During hot weather, it is uncommon for there to be rain without lightning and thunder if the weather is hot. I find that the general rule of thumb is that if it is raining while it is 70 degrees or higher, it is usually accompanied with lightning and thunder but still sometimes can happen at colder temperatures too like during the spring. However is it possible for there to be 85 to 90 degrees F without any lightning and thunder?

  • $\begingroup$ Duplicate ? earthscience.stackexchange.com/questions/18650/… $\endgroup$ – user20217 Jul 11 at 22:27
  • 1
    $\begingroup$ It is not the same question so not it is not a duplicate. The answer also doesn’t make much sense to me $\endgroup$ – Ryan Amalfitano Jul 11 at 22:44
  • 1
    $\begingroup$ Thunderstorms don't form in hot weather alone, they can form when there's a temperature gradient with height and enough moisture for condensation. Frequently, hot weather is correlated with stable airmass, meaning no rain at all. You could read up on "convectional weather" and how thunderstorms form. $\endgroup$ – user20217 Jul 12 at 18:46
  • $\begingroup$ To answer: Yes it can be 29-32 C (or 85-90 F) without any lightning and thunder. But a better answer is that of @a_donda. You should probably read up on some basics. $\endgroup$ – Whir Jul 14 at 10:01

Your Answer

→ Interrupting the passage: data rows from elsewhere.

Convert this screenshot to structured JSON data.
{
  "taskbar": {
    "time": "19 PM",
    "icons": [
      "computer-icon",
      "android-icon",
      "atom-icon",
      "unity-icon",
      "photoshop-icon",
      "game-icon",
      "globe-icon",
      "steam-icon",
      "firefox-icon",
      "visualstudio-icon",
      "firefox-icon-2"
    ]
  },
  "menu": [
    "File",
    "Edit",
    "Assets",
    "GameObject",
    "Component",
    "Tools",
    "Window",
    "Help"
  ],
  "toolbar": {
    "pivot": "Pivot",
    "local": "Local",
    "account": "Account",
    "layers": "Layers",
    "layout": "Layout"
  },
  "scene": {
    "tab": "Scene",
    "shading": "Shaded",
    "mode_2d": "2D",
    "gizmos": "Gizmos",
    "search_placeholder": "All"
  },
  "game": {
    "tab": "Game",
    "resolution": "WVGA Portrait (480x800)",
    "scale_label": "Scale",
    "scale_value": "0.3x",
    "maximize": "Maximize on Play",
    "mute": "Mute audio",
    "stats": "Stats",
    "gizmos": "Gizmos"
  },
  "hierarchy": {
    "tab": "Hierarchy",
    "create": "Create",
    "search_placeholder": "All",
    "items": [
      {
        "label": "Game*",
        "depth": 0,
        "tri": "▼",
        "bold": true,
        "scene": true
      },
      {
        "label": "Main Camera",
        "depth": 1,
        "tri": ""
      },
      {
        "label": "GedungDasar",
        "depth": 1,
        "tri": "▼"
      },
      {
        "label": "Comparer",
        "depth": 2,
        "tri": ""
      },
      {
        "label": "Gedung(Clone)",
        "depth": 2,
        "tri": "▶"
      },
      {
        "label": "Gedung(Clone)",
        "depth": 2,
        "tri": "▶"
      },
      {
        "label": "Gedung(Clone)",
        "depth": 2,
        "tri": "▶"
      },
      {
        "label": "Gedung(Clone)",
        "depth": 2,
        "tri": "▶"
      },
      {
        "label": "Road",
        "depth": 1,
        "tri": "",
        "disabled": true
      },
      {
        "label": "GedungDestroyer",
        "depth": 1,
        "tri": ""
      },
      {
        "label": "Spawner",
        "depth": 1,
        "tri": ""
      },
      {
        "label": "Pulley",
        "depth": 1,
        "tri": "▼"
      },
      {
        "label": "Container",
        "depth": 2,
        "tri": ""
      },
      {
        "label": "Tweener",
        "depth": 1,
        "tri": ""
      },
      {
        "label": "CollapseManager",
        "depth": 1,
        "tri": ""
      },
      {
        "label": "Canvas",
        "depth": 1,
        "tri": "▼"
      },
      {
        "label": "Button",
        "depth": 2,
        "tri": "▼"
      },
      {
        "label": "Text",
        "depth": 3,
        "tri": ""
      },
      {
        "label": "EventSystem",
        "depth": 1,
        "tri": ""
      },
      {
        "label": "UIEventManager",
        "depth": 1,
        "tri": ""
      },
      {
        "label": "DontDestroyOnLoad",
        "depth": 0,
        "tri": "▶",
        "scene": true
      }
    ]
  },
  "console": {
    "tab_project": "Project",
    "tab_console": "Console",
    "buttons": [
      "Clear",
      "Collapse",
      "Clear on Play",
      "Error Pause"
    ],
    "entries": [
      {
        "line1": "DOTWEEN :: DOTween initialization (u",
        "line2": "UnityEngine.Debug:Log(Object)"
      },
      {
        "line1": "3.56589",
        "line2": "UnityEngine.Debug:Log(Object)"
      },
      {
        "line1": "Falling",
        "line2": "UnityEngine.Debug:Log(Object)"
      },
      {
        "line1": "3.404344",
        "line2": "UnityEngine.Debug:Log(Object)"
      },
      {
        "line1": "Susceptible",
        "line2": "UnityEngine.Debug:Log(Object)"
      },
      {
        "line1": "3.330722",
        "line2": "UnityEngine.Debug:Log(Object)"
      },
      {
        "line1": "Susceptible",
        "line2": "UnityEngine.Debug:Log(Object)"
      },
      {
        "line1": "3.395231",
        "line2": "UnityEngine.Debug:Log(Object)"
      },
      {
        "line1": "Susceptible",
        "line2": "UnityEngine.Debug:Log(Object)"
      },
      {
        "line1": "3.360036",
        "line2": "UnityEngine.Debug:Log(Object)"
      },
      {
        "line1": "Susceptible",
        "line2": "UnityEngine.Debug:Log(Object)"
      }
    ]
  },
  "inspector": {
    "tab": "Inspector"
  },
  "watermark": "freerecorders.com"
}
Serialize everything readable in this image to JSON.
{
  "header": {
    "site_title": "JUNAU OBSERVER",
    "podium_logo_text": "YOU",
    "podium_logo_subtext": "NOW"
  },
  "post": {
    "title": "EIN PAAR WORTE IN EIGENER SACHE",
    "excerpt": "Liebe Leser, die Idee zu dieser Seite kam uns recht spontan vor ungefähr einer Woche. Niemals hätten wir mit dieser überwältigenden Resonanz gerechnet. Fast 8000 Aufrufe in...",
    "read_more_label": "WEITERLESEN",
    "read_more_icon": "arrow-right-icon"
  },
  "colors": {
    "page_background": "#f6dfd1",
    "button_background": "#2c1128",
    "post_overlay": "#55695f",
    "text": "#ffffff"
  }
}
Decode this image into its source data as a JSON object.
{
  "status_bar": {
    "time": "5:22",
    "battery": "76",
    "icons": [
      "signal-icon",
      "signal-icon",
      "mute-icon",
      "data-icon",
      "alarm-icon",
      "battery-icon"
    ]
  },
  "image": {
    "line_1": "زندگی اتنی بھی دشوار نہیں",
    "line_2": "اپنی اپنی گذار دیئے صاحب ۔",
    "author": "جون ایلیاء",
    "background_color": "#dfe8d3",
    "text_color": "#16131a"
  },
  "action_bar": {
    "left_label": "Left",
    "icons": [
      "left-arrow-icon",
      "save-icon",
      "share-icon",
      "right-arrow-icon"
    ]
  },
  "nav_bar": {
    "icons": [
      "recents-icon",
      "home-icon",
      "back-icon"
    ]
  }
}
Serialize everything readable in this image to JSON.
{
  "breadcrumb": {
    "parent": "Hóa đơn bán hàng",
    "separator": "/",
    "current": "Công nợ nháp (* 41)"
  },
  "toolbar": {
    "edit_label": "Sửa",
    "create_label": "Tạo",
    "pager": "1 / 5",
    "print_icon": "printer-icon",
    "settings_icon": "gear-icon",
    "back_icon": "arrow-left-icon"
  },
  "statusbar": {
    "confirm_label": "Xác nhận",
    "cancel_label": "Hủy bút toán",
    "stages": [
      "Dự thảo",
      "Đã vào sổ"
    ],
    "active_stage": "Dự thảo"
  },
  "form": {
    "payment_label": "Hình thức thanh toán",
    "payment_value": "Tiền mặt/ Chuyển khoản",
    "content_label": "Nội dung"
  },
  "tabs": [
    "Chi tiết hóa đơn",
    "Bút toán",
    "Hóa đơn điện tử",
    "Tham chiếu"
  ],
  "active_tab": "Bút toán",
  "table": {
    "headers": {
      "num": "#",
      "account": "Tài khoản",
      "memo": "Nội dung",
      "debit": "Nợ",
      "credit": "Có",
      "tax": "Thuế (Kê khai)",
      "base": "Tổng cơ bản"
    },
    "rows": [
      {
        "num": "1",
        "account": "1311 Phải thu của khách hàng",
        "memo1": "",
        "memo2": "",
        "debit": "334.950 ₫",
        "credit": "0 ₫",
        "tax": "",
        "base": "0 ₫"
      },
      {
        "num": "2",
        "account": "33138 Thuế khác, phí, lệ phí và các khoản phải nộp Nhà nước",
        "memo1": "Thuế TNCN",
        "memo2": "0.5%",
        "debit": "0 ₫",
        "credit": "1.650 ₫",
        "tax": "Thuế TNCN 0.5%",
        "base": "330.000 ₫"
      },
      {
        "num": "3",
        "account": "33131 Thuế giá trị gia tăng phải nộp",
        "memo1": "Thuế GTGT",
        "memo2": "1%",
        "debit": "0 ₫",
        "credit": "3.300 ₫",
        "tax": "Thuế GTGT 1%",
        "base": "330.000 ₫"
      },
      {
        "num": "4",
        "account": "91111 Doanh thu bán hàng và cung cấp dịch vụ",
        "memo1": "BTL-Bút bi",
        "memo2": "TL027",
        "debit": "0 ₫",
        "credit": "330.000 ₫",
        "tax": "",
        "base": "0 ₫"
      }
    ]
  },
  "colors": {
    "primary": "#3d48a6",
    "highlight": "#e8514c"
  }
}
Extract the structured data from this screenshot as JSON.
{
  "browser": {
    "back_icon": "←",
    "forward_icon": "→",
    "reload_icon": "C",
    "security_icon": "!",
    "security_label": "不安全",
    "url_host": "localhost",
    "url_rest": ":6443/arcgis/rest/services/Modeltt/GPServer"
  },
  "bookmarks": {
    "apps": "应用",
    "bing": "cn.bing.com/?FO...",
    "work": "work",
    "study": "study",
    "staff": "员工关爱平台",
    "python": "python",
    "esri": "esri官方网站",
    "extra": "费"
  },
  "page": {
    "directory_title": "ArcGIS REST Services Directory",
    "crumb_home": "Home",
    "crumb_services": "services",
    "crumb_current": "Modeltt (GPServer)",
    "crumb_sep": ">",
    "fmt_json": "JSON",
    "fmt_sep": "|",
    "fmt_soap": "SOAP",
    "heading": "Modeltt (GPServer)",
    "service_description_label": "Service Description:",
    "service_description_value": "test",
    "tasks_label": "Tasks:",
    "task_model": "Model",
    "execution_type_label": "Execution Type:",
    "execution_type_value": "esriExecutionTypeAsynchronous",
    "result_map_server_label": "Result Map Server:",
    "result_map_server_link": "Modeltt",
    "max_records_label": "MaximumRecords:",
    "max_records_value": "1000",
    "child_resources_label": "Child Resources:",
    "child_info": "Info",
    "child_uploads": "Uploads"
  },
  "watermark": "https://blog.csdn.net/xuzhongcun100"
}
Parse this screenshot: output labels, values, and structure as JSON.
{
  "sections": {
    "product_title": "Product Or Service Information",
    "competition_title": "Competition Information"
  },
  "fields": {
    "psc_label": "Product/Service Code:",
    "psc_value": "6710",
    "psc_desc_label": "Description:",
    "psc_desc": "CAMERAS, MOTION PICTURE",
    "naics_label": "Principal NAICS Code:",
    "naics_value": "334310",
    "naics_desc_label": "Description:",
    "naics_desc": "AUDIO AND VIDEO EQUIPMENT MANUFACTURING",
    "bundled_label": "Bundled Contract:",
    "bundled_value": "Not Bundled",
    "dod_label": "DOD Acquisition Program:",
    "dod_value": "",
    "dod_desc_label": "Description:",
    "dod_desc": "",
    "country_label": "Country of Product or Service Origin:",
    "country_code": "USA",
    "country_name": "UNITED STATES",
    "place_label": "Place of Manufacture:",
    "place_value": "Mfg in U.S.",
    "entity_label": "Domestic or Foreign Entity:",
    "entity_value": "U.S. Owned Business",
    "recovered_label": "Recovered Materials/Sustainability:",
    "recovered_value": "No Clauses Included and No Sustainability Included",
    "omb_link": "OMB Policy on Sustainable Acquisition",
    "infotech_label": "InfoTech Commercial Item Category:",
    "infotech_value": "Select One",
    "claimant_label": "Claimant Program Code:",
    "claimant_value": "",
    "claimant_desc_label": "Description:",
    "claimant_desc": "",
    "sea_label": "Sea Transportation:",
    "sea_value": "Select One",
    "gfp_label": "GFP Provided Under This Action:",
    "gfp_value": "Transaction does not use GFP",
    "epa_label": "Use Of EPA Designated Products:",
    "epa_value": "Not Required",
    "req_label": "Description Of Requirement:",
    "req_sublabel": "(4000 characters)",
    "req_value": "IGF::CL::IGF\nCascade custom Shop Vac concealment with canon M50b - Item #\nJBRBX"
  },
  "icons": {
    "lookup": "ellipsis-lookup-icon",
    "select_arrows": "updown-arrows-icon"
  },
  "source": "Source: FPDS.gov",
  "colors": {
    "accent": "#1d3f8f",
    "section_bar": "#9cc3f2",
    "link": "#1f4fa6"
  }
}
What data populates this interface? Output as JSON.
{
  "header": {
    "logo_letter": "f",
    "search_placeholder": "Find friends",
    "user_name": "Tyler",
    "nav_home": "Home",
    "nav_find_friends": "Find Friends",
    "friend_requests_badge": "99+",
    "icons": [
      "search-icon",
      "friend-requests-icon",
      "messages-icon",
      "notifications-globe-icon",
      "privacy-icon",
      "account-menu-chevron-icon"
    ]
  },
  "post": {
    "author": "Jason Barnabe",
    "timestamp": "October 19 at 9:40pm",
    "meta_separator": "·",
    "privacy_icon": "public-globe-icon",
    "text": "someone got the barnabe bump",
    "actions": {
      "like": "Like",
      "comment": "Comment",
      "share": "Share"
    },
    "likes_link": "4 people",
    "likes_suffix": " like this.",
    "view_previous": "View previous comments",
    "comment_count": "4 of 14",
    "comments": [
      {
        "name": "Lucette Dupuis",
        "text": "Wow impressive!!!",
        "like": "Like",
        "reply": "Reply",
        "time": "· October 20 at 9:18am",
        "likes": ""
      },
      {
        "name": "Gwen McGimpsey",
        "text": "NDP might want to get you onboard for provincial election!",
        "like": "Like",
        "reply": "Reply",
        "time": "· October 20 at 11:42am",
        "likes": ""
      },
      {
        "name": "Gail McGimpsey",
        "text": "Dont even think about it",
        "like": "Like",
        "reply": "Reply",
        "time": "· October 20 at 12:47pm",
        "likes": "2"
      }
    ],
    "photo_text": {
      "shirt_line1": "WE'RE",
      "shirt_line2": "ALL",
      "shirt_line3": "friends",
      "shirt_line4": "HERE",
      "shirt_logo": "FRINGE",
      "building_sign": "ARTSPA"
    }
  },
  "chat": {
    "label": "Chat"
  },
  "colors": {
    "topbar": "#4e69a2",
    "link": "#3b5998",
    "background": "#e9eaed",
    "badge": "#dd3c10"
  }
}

By clicking “Post Your Answer”, you agree to our terms of service, privacy policy and cookie policy

Browse other questions tagged or ask your own question.